It's hardly a national tragedy, but the number of new millionaires produced in the U.S. slowed significantly last year after years of robust growth following the dot-com bust, says a new Spectrem Group report.
The country's roster of households with $1 million or more (not including the primary residence) grew by 2% in 2007, to 9.2 million, the slowest growth rate since 2003 when it was zero. It jumped 21% in 2004, followed by 11% in 2005 and 8% in 2006.
Meanwhile, the number of ultra-high-net-worth households-those with $5 million or more (not including the primary residence)-also grew by 2% in 2007, to a high of 1.16 million. That was the lowest-percentage increase since 2002 when it was zero. The growth rate for the number of ultra-high-net-worth households had been on a tear, with increases of 26% in 2005 and 23% in 2006.
Spectrem's report, "Affluent Market Insights 2008," is based on a series of surveys of more than 3,000 affluent households, defined as those with $500,000 or more in investable assets, as well as an online survey of 2,400 millionaire households. Both were conducted in 2007.

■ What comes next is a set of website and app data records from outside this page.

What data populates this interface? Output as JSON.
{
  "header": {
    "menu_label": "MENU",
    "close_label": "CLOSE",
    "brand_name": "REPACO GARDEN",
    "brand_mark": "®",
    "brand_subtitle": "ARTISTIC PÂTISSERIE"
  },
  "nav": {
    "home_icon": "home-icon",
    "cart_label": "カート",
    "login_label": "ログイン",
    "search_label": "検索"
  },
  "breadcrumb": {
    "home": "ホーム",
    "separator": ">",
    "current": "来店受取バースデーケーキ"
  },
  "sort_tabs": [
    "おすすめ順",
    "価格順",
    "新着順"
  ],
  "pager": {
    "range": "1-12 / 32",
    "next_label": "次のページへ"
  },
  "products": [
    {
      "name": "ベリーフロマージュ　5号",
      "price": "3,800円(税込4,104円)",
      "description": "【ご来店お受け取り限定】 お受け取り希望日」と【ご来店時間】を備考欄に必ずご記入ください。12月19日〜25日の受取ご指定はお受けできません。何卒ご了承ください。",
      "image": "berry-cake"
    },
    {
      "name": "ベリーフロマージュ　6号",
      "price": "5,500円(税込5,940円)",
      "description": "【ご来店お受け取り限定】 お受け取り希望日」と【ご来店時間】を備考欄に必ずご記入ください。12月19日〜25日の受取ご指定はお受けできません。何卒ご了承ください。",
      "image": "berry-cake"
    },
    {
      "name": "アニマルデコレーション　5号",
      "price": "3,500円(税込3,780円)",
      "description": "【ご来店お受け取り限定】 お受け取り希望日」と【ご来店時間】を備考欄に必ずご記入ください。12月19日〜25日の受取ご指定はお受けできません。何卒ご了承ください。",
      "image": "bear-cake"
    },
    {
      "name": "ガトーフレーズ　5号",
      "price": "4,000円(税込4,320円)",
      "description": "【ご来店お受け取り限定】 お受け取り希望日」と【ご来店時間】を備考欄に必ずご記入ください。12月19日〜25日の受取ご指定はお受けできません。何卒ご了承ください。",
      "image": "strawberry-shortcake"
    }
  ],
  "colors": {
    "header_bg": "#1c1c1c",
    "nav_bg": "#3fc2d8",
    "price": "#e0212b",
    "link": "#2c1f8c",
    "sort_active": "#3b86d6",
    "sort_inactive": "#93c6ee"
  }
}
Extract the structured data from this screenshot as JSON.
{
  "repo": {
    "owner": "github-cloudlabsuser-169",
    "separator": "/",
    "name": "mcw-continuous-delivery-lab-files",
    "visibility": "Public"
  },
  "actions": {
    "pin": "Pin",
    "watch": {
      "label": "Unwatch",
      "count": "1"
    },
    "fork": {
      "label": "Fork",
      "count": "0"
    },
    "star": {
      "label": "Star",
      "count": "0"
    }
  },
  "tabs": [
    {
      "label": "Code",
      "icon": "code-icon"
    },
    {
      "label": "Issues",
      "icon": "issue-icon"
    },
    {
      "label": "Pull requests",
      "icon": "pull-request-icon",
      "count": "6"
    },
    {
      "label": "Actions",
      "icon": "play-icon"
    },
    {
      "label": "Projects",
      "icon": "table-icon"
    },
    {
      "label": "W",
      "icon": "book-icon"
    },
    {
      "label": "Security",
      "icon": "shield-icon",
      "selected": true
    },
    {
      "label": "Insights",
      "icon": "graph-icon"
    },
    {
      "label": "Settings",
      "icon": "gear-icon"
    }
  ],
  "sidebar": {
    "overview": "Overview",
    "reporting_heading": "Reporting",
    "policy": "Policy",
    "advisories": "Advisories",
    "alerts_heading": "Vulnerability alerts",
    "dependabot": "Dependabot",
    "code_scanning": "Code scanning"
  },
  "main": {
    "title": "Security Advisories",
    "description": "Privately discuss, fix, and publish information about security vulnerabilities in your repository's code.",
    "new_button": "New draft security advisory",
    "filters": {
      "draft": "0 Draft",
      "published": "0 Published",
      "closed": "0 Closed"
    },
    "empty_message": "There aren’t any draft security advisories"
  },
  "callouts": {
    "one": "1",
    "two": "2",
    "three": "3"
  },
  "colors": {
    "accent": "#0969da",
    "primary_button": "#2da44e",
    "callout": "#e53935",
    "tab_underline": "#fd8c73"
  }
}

"We had already tracked a steady decline in millionaires' investment optimism since mid-2007 on a variety of concerns including a slowing economy, rising energy costs and poor stock market conditions," says George H. Walper Jr., Spectrem Group president and co-author of the report. "It now appears those concerns have become a reality for the wealthiest tiers of the U.S. population."